Refinery 29 report….
Cannabis advocate and entrepreneur Dasheeda Dawson has been fighting for the legalization of marijuana in New York for years. And on March 31, part of her goal was actualized when New York Governor Andrew Cuomo signed a bill to legalize recreational marijuana across the state, making New York the 15th state to have legalized the plant (Virginia and New Mexico followed soon after, bringing the weed legalization tally to 17 states, Washington, D.C. and Guam). In a historic move, the New York law includes automatic expungement of previous marijuana convictions. And, according to The New York Times, 40% of tax revenue from marijuana sales will be poured into Black and brown communities, in which many have been disproportionately targeted with severe prison sentences. Under the new law, those with past convictions will also be able to participate in the new legal market.

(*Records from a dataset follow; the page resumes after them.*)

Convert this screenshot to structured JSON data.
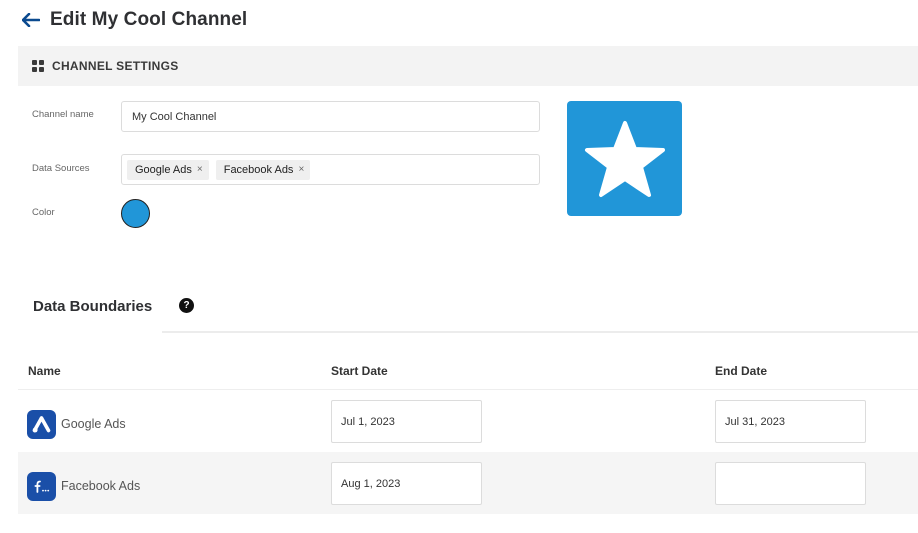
{
  "header": {
    "title": "Edit My Cool Channel",
    "back_icon": "arrow-left-icon"
  },
  "colors": {
    "accent": "#2196d8",
    "brand_blue": "#1a4fa8",
    "title_blue": "#0b4a8f"
  },
  "section": {
    "title": "CHANNEL SETTINGS",
    "icon": "grid-icon"
  },
  "settings": {
    "name_label": "Channel name",
    "name_value": "My Cool Channel",
    "sources_label": "Data Sources",
    "sources": [
      {
        "label": "Google Ads",
        "remove": "×"
      },
      {
        "label": "Facebook Ads",
        "remove": "×"
      }
    ],
    "color_label": "Color",
    "color_value": "#2196d8",
    "channel_icon": "star-icon"
  },
  "boundaries": {
    "title": "Data Boundaries",
    "help": "?",
    "columns": {
      "name": "Name",
      "start": "Start Date",
      "end": "End Date"
    },
    "rows": [
      {
        "name": "Google Ads",
        "logo": "google-ads-logo",
        "start": "Jul 1, 2023",
        "end": "Jul 31, 2023"
      },
      {
        "name": "Facebook Ads",
        "logo": "facebook-ads-logo",
        "start": "Aug 1, 2023",
        "end": ""
      }
    ]
  }
}
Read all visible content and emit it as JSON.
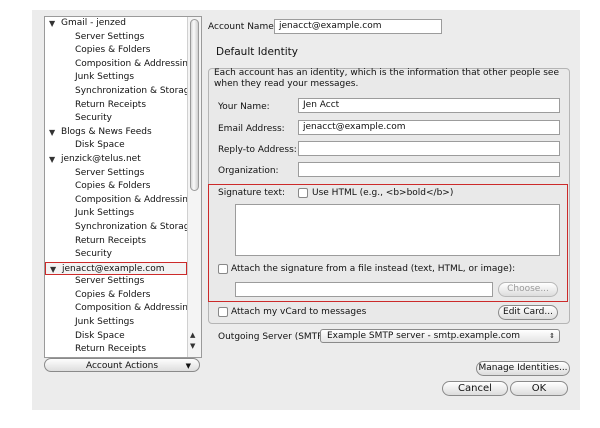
{
  "tree": {
    "items": [
      {
        "label": "Gmail - jenzed",
        "level": "account",
        "expanded": true
      },
      {
        "label": "Server Settings",
        "level": "sub"
      },
      {
        "label": "Copies & Folders",
        "level": "sub"
      },
      {
        "label": "Composition & Addressing",
        "level": "sub"
      },
      {
        "label": "Junk Settings",
        "level": "sub"
      },
      {
        "label": "Synchronization & Storage",
        "level": "sub"
      },
      {
        "label": "Return Receipts",
        "level": "sub"
      },
      {
        "label": "Security",
        "level": "sub"
      },
      {
        "label": "Blogs & News Feeds",
        "level": "account",
        "expanded": true
      },
      {
        "label": "Disk Space",
        "level": "sub"
      },
      {
        "label": "jenzick@telus.net",
        "level": "account",
        "expanded": true
      },
      {
        "label": "Server Settings",
        "level": "sub"
      },
      {
        "label": "Copies & Folders",
        "level": "sub"
      },
      {
        "label": "Composition & Addressing",
        "level": "sub"
      },
      {
        "label": "Junk Settings",
        "level": "sub"
      },
      {
        "label": "Synchronization & Storage",
        "level": "sub"
      },
      {
        "label": "Return Receipts",
        "level": "sub"
      },
      {
        "label": "Security",
        "level": "sub"
      },
      {
        "label": "jenacct@example.com",
        "level": "account",
        "expanded": true,
        "selected": true
      },
      {
        "label": "Server Settings",
        "level": "sub"
      },
      {
        "label": "Copies & Folders",
        "level": "sub"
      },
      {
        "label": "Composition & Addressing",
        "level": "sub"
      },
      {
        "label": "Junk Settings",
        "level": "sub"
      },
      {
        "label": "Disk Space",
        "level": "sub"
      },
      {
        "label": "Return Receipts",
        "level": "sub"
      }
    ],
    "account_actions_label": "Account Actions"
  },
  "account": {
    "name_label": "Account Name:",
    "name_value": "jenacct@example.com"
  },
  "identity": {
    "title": "Default Identity",
    "description": "Each account has an identity, which is the information that other people see when they read your messages.",
    "your_name_label": "Your Name:",
    "your_name_value": "Jen Acct",
    "email_label": "Email Address:",
    "email_value": "jenacct@example.com",
    "reply_to_label": "Reply-to Address:",
    "reply_to_value": "",
    "organization_label": "Organization:",
    "organization_value": ""
  },
  "signature": {
    "label": "Signature text:",
    "use_html_label": "Use HTML (e.g., <b>bold</b>)",
    "attach_file_label": "Attach the signature from a file instead (text, HTML, or image):",
    "choose_label": "Choose..."
  },
  "vcard": {
    "attach_label": "Attach my vCard to messages",
    "edit_label": "Edit Card..."
  },
  "smtp": {
    "label": "Outgoing Server (SMTP):",
    "value": "Example SMTP server - smtp.example.com"
  },
  "buttons": {
    "manage_identities": "Manage Identities...",
    "cancel": "Cancel",
    "ok": "OK"
  }
}
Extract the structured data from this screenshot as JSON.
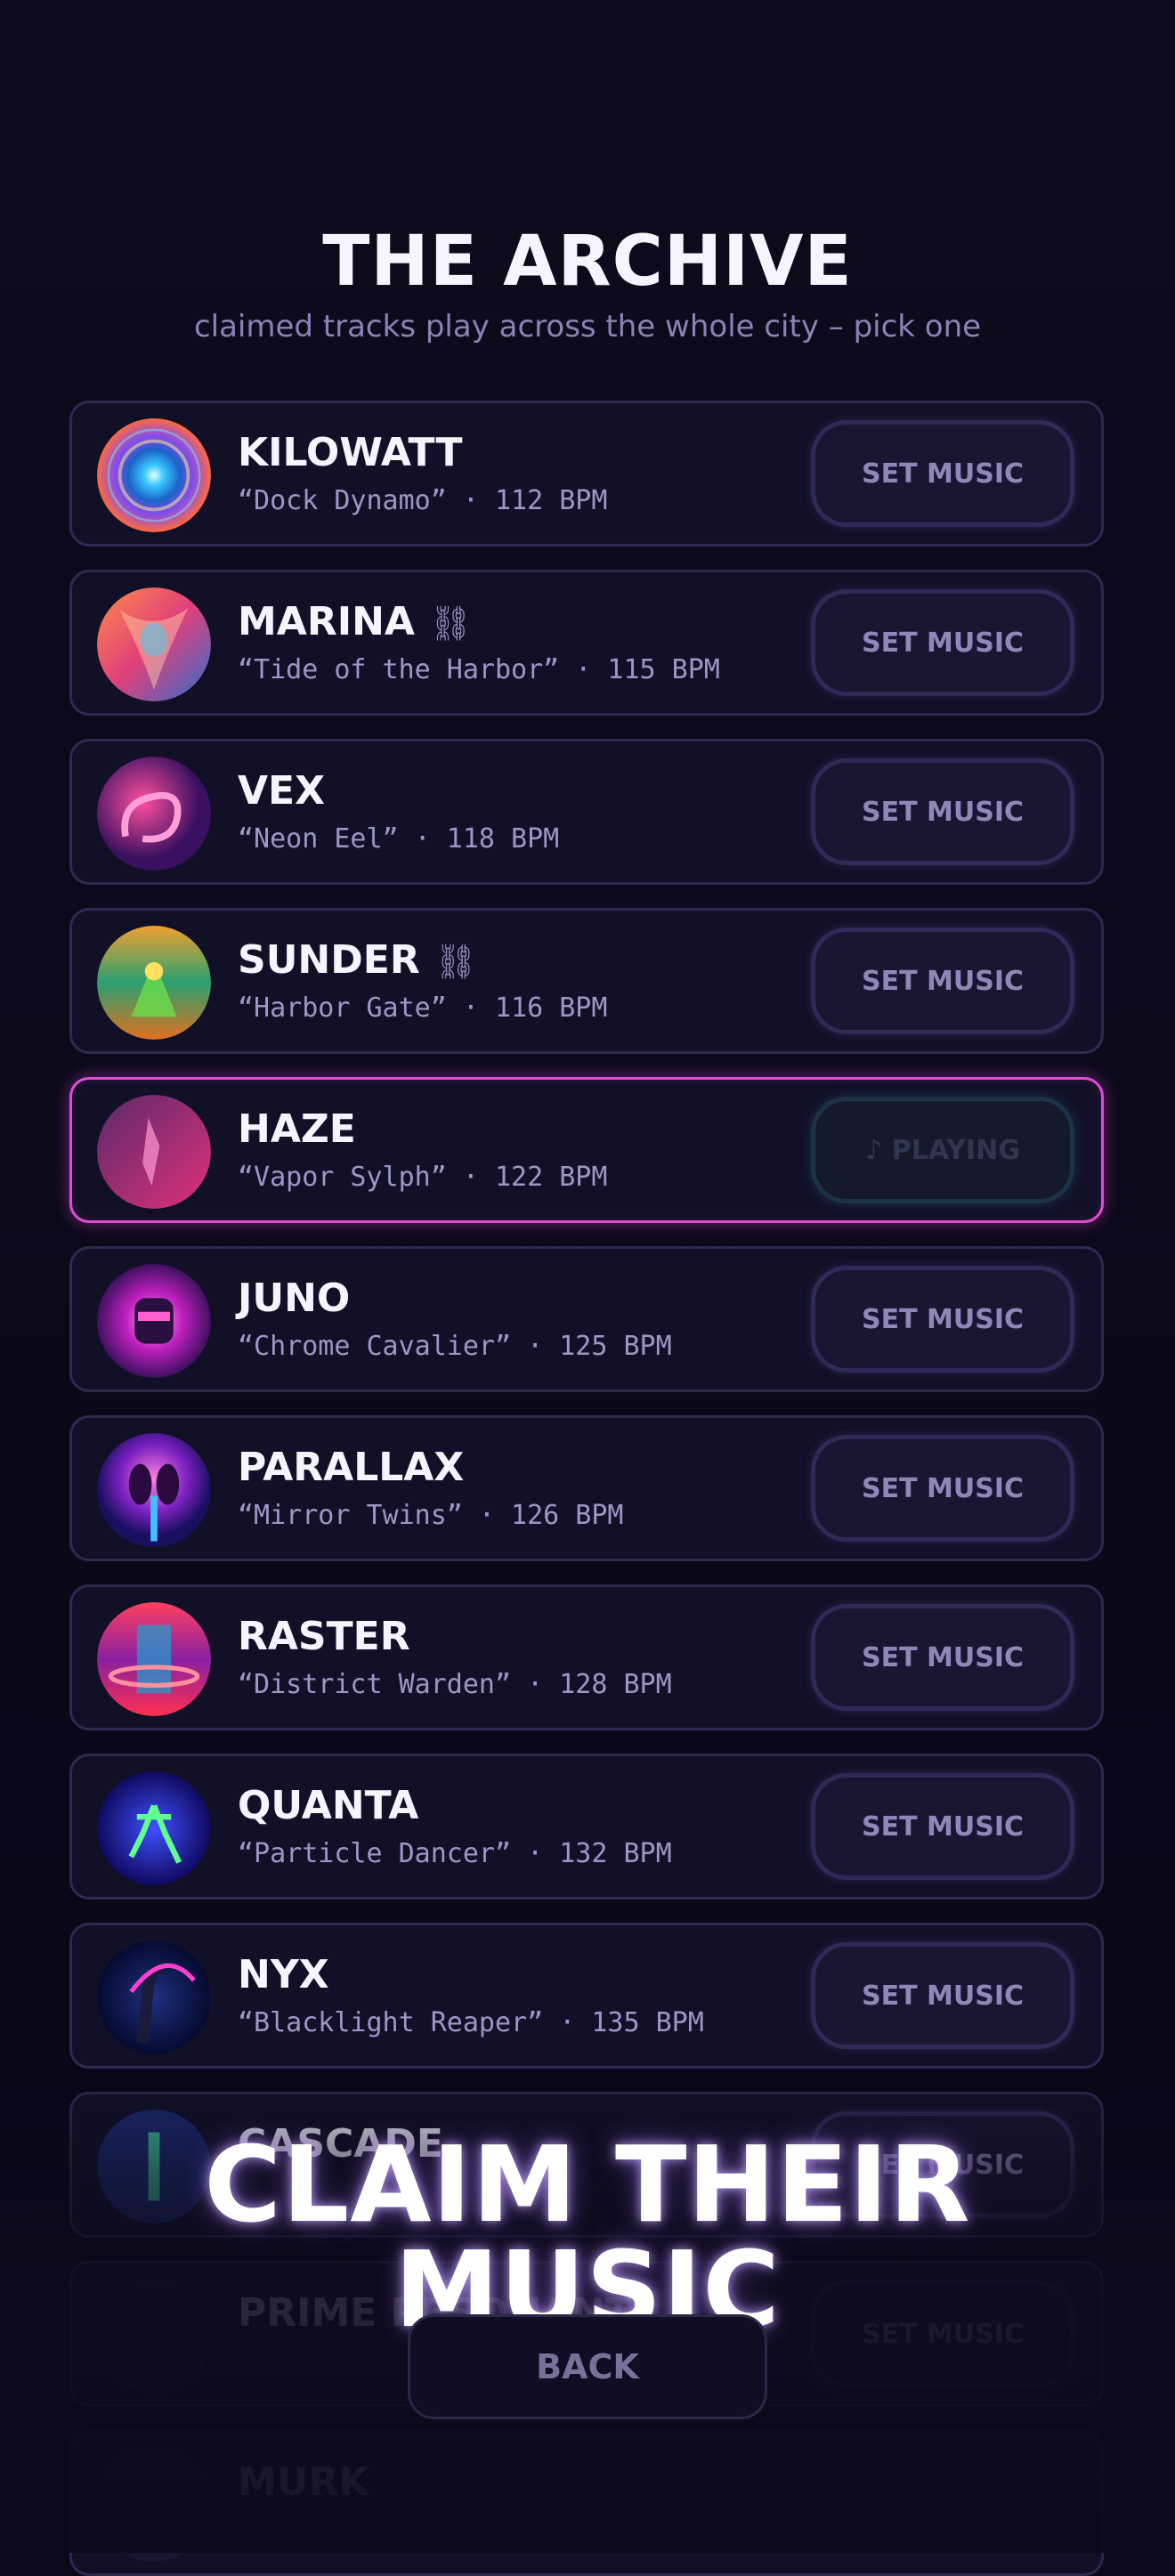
{
  "header": {
    "title": "THE ARCHIVE",
    "subtitle": "claimed tracks play across the whole city – pick one"
  },
  "tracks": [
    {
      "name": "KILOWATT",
      "linked": false,
      "meta": "“Dock Dynamo” · 112 BPM",
      "action": "SET MUSIC",
      "state": "idle"
    },
    {
      "name": "MARINA",
      "linked": true,
      "meta": "“Tide of the Harbor” · 115 BPM",
      "action": "SET MUSIC",
      "state": "idle"
    },
    {
      "name": "VEX",
      "linked": false,
      "meta": "“Neon Eel” · 118 BPM",
      "action": "SET MUSIC",
      "state": "idle"
    },
    {
      "name": "SUNDER",
      "linked": true,
      "meta": "“Harbor Gate” · 116 BPM",
      "action": "SET MUSIC",
      "state": "idle"
    },
    {
      "name": "HAZE",
      "linked": false,
      "meta": "“Vapor Sylph” · 122 BPM",
      "action": "♪ PLAYING",
      "state": "playing"
    },
    {
      "name": "JUNO",
      "linked": false,
      "meta": "“Chrome Cavalier” · 125 BPM",
      "action": "SET MUSIC",
      "state": "idle"
    },
    {
      "name": "PARALLAX",
      "linked": false,
      "meta": "“Mirror Twins” · 126 BPM",
      "action": "SET MUSIC",
      "state": "idle"
    },
    {
      "name": "RASTER",
      "linked": false,
      "meta": "“District Warden” · 128 BPM",
      "action": "SET MUSIC",
      "state": "idle"
    },
    {
      "name": "QUANTA",
      "linked": false,
      "meta": "“Particle Dancer” · 132 BPM",
      "action": "SET MUSIC",
      "state": "idle"
    },
    {
      "name": "NYX",
      "linked": false,
      "meta": "“Blacklight Reaper” · 135 BPM",
      "action": "SET MUSIC",
      "state": "idle"
    },
    {
      "name": "CASCADE",
      "linked": false,
      "meta": "",
      "action": "SET MUSIC",
      "state": "idle"
    },
    {
      "name": "PRIME RESONANT",
      "linked": false,
      "meta": "",
      "action": "SET MUSIC",
      "state": "idle"
    },
    {
      "name": "MURK",
      "linked": false,
      "meta": "",
      "action": "",
      "state": "idle"
    }
  ],
  "link_icon": "⛓",
  "overlay": {
    "banner": "CLAIM THEIR MUSIC"
  },
  "footer": {
    "back_label": "BACK"
  },
  "colors": {
    "accent_playing": "#e24bd8",
    "background": "#0c0a1a",
    "row_border": "#2e2a52"
  }
}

As the largest legacy [underground] market in the world, New York’s historic legalization will be a guide for other states’ emerging markets and eventually, the federal level,” says Dawson. “I believe that a national legal marijuana industry rooted in racial and economic equity is imminent, and New York’s bill sets the precedent for providing education, entrepreneurial access, and financial support for individuals and communities devastated by disinvestment and over-policing during the failed war on drugs. It’s time for our people to tap in.”
Photo collage of the three founders of EstroHaze, over a colorful striped background.
It seems the proverbial green rush is gaining momentum, and that Black cannabis entrepreneurs will finally get their due. But while this legislation is a step in a hopeful direction, there is still much to be done in making the cannabis industry more accessible to Black and brown folks. And it’s Black women in particular who are leading the charge to ensure this industry serves communities of color.
Women like Kali Wilder, CEO of cannabis edutainment company EstroHaze, is one of the many cannabis advocates who are hopeful for what continued legalization across the states could mean for Black and brown communities, but she’s wary. Black-owned cannabis businesses remain rare despite diversity efforts, and the cannabis industry is still incredibly difficult and expensive to enter, particularly if you’re actually growing cannabis. Additionally, according to VICE Media Group’s fourth annual survey of cannabis usage and perceptions among the VICE and R29 audience, only 40% of Black women think that, by 2030, anyone — regardless of their race, gender, ethnicity or social standing — will be able to safely produce and sell cannabis products.